[WHAT THE TASK ASKS]:
Omit the images and retype the records verbatim.

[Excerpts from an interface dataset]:

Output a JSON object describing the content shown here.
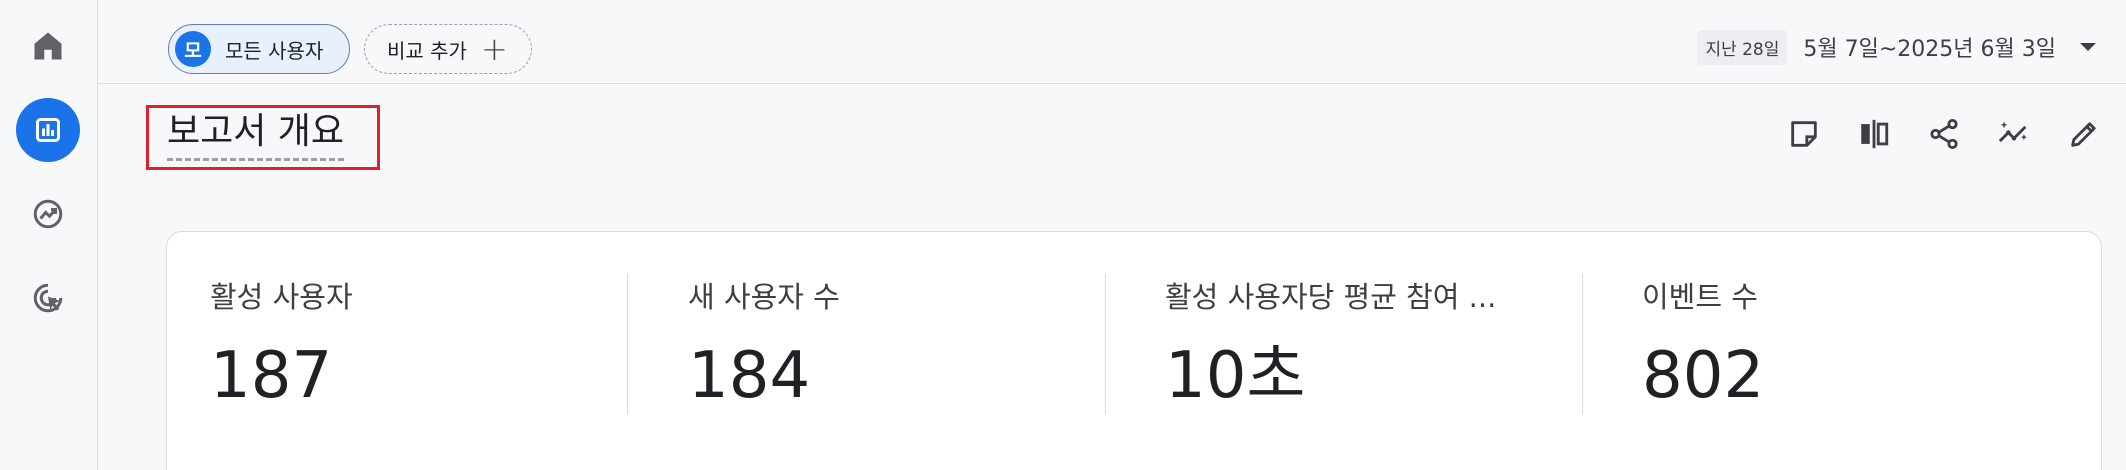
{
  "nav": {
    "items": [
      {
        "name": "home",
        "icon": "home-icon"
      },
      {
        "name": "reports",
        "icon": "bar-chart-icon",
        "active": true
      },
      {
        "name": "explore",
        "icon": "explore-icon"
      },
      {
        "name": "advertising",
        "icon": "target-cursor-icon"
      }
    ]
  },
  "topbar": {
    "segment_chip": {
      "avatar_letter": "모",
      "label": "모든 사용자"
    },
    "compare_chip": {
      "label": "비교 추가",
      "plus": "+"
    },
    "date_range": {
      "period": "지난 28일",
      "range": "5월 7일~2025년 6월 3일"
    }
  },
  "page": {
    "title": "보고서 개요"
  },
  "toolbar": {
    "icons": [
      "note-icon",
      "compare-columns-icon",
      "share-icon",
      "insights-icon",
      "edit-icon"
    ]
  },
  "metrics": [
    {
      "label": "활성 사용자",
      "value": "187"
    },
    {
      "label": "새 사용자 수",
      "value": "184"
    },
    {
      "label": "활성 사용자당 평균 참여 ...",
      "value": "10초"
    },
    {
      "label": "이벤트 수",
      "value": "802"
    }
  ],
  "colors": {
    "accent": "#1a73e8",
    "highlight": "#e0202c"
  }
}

[EXPECTED ANSWER]:
Output a JSON object describing the content shown here.
{
  "nav": {
    "items": [
      {
        "name": "home",
        "icon": "home-icon"
      },
      {
        "name": "reports",
        "icon": "bar-chart-icon",
        "active": true
      },
      {
        "name": "explore",
        "icon": "explore-icon"
      },
      {
        "name": "advertising",
        "icon": "target-cursor-icon"
      }
    ]
  },
  "topbar": {
    "segment_chip": {
      "avatar_letter": "모",
      "label": "모든 사용자"
    },
    "compare_chip": {
      "label": "비교 추가",
      "plus": "+"
    },
    "date_range": {
      "period": "지난 28일",
      "range": "5월 7일~2025년 6월 3일"
    }
  },
  "page": {
    "title": "보고서 개요"
  },
  "toolbar": {
    "icons": [
      "note-icon",
      "compare-columns-icon",
      "share-icon",
      "insights-icon",
      "edit-icon"
    ]
  },
  "metrics": [
    {
      "label": "활성 사용자",
      "value": "187"
    },
    {
      "label": "새 사용자 수",
      "value": "184"
    },
    {
      "label": "활성 사용자당 평균 참여 ...",
      "value": "10초"
    },
    {
      "label": "이벤트 수",
      "value": "802"
    }
  ],
  "colors": {
    "accent": "#1a73e8",
    "highlight": "#e0202c"
  }
}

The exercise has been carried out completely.